How to mock function from external crates?

Let's say I have an Ip struct like this:

/// Individual IP/name tuple
#[derive(Clone, Debug, Eq, Ord, PartialOrd, PartialEq)]
pub struct Ip {
    /// IP, can be IPv4 or IPv6
    pub ip: IpAddr,
    /// hostname.
    pub name: String,

I also have a solve()method to convert IP into name using the lookup_addr()function from the dns-lookup crate.

impl Ip {
    // ...
    pub fn solve(&self) -> Self {
        let ip = self.ip;
        let name = match lookup_addr(&ip) {
            Ok(nm) => {
                // No PTR, force one
                if ip.to_string() == nm {
                } else {
            Err(e) => e.to_string(),
        Ip { ip, name }

I'm trying to write a test for Ip::solve() and want to avoid network latencies and timeouts by mocking lookup_addr(). I've found the double and mockall crates which have similar methods for mocking, generally with defining a trait with the function to mock and using a combination of macros to implement the mocking. I can't get it to work at all.

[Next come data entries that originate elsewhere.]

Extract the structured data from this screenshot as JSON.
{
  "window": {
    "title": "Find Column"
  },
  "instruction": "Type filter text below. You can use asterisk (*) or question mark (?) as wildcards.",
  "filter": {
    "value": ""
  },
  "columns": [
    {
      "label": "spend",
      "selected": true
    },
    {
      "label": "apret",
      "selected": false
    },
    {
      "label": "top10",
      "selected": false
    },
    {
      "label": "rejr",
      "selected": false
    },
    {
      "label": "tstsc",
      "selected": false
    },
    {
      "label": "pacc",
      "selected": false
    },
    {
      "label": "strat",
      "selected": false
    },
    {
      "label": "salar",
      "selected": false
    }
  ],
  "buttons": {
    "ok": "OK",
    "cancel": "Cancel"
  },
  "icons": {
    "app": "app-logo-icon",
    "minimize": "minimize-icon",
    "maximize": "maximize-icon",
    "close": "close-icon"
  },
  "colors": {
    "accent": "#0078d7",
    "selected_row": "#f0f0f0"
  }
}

So, how would you do it? The go approach I used before (see here was to have an interface (equiv. to a trait more or less) but Rust is way more complicated. I'm a bit lost.

Complete code is in several branches at dmarc-rs.


You could create a façade to work as the interface between your code and the external dependency, and then mock that instead.

I would try to use the feature flags and conditional compilation.

fn solve_dispatch(&self) -> Self {
  [cfg(feature = "mocked")]
  [cfg(not(feature = "mocked"))]

Or something like that.

I would just do DI. Make a trait DnsResolver { fn lookup_addr() -> Result<...> } then have a struct RealDnsResolver that impl DnsResolver for RealDnsResolver, and also a impl DnsResolver for FakeDnsResolver.

Pretty much like what they do in Java and any other OOP language. Interface abstracting side-effects, then injecting it where needed, instead of hardcoding behavior.

I remember Rust traits and dependency injection - Julio Merino ( was a decent article with some good ideas around the problem. Frankly, I think Rust is lacking here and could use a good and popular library to help with the boilerplate w.r.t defining traits and then using Box/Arc< dyn Trait> objects that implement them, but most people that look at the problem jump straight to building some pointless Springboot-like DI containers and alikes which no one in Rust community will want to use (because they are a bad idea).


That's not very feasible as it prevent switching at run-time (like if you have a --no-resolve flag and neither does it help for testing.

1 Like

Thanks for the reference of the article, I'll read it. In the end, that's how I'm going to go, it is the same approache I have in Go but implicit interfaces and func pointers makes it slightly easier there. Things like Box<dyn Resolver> are not Copy so it makes other stuff harder to have the pointer around.

It doesn't prevent anything.

You can have a

struct SwitchableDnsResolver {
  switch: Arc<AtomicBool>,
  first: Box<dyn DnsResolver>,
  second: Box<dyn DnsResolver>,

impl DnsResolver for SwitchableDnsResolver {
  fn resolve(&self, s: &str) -> Result<IP> {
    if self.switch.load() {
   } else {

and have a shared switch bool flag switch the behavior of SwitchableDnsResolver from anywhere in your program at runtime. You can literally implement anything.

You need it shared? Arc<dyn Resolver + Send + Sync> it is. .clone() it like there's no tomorrow, send between threads, you name it.


Yes, I need it to be Send because in a fan-out/fan-system with worker threads I want to call it in all threads. Didn't see Arc<> was Send yet, thanks.

After reading the article, I came up with a similar scheme and it seems to be working fine. Thanks.

See: for the trait implementation and its usage in